The pre-convention rush is in full swing, and its amazing to watch things come together.
The time before a major convention is always a stressful one. When I used to write about video games, it was the calm before the storm. A time to check gear and schedules, confirm airline tickets and plan strategies. There was plenty of work to do, but the enthusiast press is a back loaded venture: we simply couldn’t do much until we actually saw the games. Working on the production end of the equation, even without an official, expected presence, is a different beast completely.
I always had a fair understanding about how many working parts were involved for any company to prepare for an occasion like this. Regardless of whether it is a giant like Microsoft to the small hobby shop down the road, the number of needs is staggering. From the booth, to the product, to the swag… it is simply mind numbing to think about. But even in the micro scale that we are dealing with here at Randover Games, it is proving to be the demo products that are the real beasties.
Products are created in phases, with countless iterations between one full version and the next. As I mentioned in my post about inspiration, our first title, Proelium, is a distant cry from our first attempts. There were so many altered ideas needing so many altered demo assets that I have a cardboard box quickly filling with antiquated cards and failed attempts. Keeping this in mind, it is easy to see how difficult is is to create public demos for products that aren’t ready for an official release.
Thankfully, the scope of the products we are working with is much smaller than you would find in something like a video game. There, the volume of content is so robust that even a fairly simple game still has to compact everything that makes it special into one single vertical slice for easy consumption. Here, a working game needs to work from one end to the other for any testing to be done, so having a unified product is a far easier objective.That said, the manufacturing requirements of changes in a physical game can be very tiresome. As soon as I created the first draft cards for Tainted, I proceeded to print and cut a full set so we would have them in San Antonio.

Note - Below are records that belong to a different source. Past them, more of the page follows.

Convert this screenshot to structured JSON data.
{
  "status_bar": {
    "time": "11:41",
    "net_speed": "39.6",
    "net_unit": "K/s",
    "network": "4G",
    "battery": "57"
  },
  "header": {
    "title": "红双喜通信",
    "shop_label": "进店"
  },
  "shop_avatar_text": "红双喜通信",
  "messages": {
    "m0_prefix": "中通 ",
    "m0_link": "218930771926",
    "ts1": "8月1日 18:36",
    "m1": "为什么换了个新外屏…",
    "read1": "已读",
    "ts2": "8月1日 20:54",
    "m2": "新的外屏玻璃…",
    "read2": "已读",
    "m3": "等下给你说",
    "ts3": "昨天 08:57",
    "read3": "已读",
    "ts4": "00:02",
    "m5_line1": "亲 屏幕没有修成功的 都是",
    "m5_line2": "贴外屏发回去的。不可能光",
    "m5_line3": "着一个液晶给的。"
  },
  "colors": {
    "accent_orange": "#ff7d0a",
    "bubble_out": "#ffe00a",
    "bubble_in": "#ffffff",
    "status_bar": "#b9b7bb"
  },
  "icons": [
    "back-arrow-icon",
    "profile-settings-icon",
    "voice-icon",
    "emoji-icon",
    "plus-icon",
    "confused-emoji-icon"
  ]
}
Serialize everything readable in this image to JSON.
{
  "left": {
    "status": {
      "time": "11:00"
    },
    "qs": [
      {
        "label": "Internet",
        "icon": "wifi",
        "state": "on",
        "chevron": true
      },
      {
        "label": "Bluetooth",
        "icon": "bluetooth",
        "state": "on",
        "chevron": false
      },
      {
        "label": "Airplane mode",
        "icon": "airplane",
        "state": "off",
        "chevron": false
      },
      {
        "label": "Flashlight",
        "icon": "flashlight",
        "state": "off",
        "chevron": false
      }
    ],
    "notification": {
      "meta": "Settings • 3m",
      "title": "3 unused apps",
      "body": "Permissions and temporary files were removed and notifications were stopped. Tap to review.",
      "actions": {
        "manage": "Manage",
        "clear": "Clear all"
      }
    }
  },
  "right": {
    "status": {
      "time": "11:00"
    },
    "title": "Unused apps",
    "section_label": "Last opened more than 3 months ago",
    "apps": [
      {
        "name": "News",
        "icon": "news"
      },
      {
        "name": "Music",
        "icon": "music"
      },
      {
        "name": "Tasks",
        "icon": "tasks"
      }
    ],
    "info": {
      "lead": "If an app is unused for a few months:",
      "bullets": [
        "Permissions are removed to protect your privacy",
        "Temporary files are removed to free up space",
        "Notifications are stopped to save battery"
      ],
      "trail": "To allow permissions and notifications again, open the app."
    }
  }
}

After getting the cards home and doing some initial tests, a suggestion was made to change some of the wording throughout the entire product to add clarity to the game play.
It was a simple, easily implemented change, that instantly improved the quality of the cards, but it also meant a whole new set of cards would need to be printed, cut, and prepared for the convention. So, that was my lunch hour today, scrambling out to the local printer to get the files prepared and as many of them cut as I could in the scant 45 minutes I had between needing to return to work (leaving out the 15 minutes for driving, of course). All of the stress and rushing aside, I can’t deny that the cards are better now, and I’m vastly happier to have them in hand.So here we are, with a storm of a different variety already formed, making our lives just a little more stressful. After reflecting on all this, I have to say, I wouldn’t have it any other way. I haven’t even made a real public showing yet and this already feels “right.” I’m proud of our products and I’m happy to stand behind them. I know we put the best effort into them that we could and hopefully people will find them as enjoyable as we do. I think we’re ready; hopefully everyone else will to.